This prevents them from wasting their productive time looking for the information they need to do their job.
It is common for companies to have key people who hold a great deal of information about the business.
This person is usually the one who has been in the organization the longest, usually occupying the same position.
This employee can be identified as an island of knowledge, since he is one of the company’s greatest knowledge bearers, being essential to solve specific situations.
When an employee like this is absent, it is the moment when the company feels the greatest pain in not having a Knowledge Management culture.
The entire team suffers from lost productivity, as they do not have access to the information they need to perform their tasks.
The losses that the lack of Knowledge Management generates for the organization are revealed by:
- Amount of rework the team needs to do;
- Productivity losses, causing delays in the development of activities;
- Loss of the information in cases of turnover in which, with the employee, the company ends up having to say goodbye to all the knowledge that this professional has accumulated.
By developing a culture of Knowledge Management, it is possible to keep all relevant and essential information for the business within the company, not just in the minds of some employees.
Thus, whenever a professional needs some information, he can easily find it in the Knowledge Management base used by the company.
What are the benefits of Knowledge Management for an inside sales team?
In addition to the general benefits for the company, Knowledge Management also has some advantages when applied to an inside sales team.
Reliability of information
Having a well-managed knowledge base guarantees that there is no wrong or repeated information.
This is because it is possible to control, through curators, what is being placed in the tool, with the purpose of validating, rejecting or approving the content, before it is made available.
If the foundation is in the cloud and collaborative, the upgrade is even easier.
A knowledge base allows you to record all internal procedures, in a sales or business intelligence playbook, for example.
The objective is to maintain standardization between the service provided by team members and prevent basic errors from occurring during the execution of the activity.
Thus, in a moment of uncertainty, it is possible for the employee to consult the base and resolve their doubt quickly, without risking losing a contract because they are insecure.
Autonomy and productivity
Keeping all the information that the professional needs at their fingertips will ensure that they carry out their activities independently, without needing a more experienced employee to devote a lot of time to them.
It will follow the playbook that will be available on the base to provide the best service to your customer, according to the documented methodology.
Having more autonomy, the process becomes more productive, as the employee will have more freedom and security in performing their tasks, not depending on other people to fulfill their goals.
How to develop Knowledge Management?
Before starting to develop this culture, it is important to be clear about the company’s objectives with this application.
Identify what are the knowledge bottlenecks that exist in the business, so that the usability of this process will be more assertive.
After mapping the bottlenecks and identifying the main objective, it is time to collect the information and knowledge that are dispersed among papers, digital files or inside the collaborators’ heads.
With some Knowledge Management techniques, it is possible to make this step more efficient and complete.

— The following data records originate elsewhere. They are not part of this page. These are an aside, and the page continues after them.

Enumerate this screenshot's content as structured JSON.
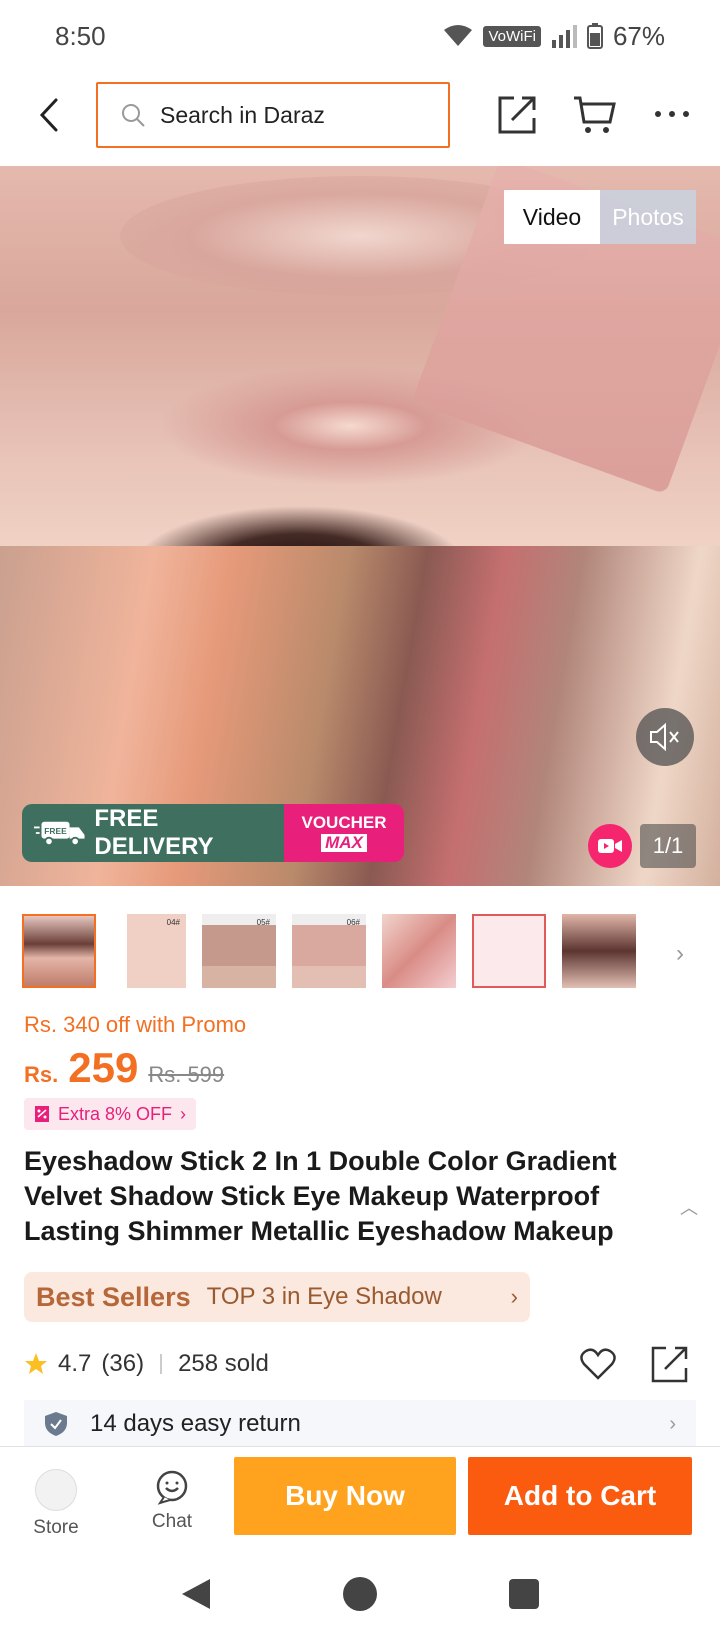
{
  "status": {
    "time": "8:50",
    "network": "VoWiFi",
    "battery": "67%"
  },
  "header": {
    "search_placeholder": "Search in Daraz"
  },
  "media": {
    "tabs": [
      "Video",
      "Photos"
    ],
    "active_tab": "Video",
    "free_delivery": "FREE DELIVERY",
    "free_tag": "FREE",
    "voucher_line1": "VOUCHER",
    "voucher_line2": "MAX",
    "counter": "1/1"
  },
  "thumbnails": [
    {
      "label": "",
      "selected": true
    },
    {
      "label": "04#",
      "selected": false
    },
    {
      "label": "05#",
      "selected": false
    },
    {
      "label": "06#",
      "selected": false
    },
    {
      "label": "",
      "selected": false
    },
    {
      "label": "",
      "selected": false
    },
    {
      "label": "",
      "selected": false
    }
  ],
  "price": {
    "promo_text": "Rs. 340 off with Promo",
    "currency": "Rs.",
    "current": "259",
    "original": "Rs. 599",
    "extra_off": "Extra 8% OFF"
  },
  "product": {
    "title": "Eyeshadow Stick 2 In 1 Double Color Gradient Velvet Shadow Stick Eye Makeup Waterproof Lasting Shimmer Metallic Eyeshadow Makeup"
  },
  "best_sellers": {
    "title": "Best Sellers",
    "text": "TOP 3 in Eye Shadow"
  },
  "rating": {
    "score": "4.7",
    "count": "(36)",
    "sold": "258 sold"
  },
  "returns": {
    "text": "14 days easy return"
  },
  "action_bar": {
    "store": "Store",
    "chat": "Chat",
    "buy_now": "Buy Now",
    "add_to_cart": "Add to Cart"
  },
  "colors": {
    "brand_orange": "#f36f21",
    "buy_now": "#ffa21e",
    "add_to_cart": "#fa5b0f",
    "voucher_pink": "#e8207c",
    "delivery_green": "#3f6f5f"
  }
}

Collect as much information as you can and select only what is really relevant. Remember that in this structure, it is important to focus on quality, not quantity.
When you have a good base of collected information, all that’s left is to organize it and keep it in a simple and easily accessible environment.
The last step is optimization and engagement, always looking for improvements in the process and enriching the base.
Keeping the team engaged, feeding the base with new information, the curators well aligned, to approve the content before it is made available, is essential.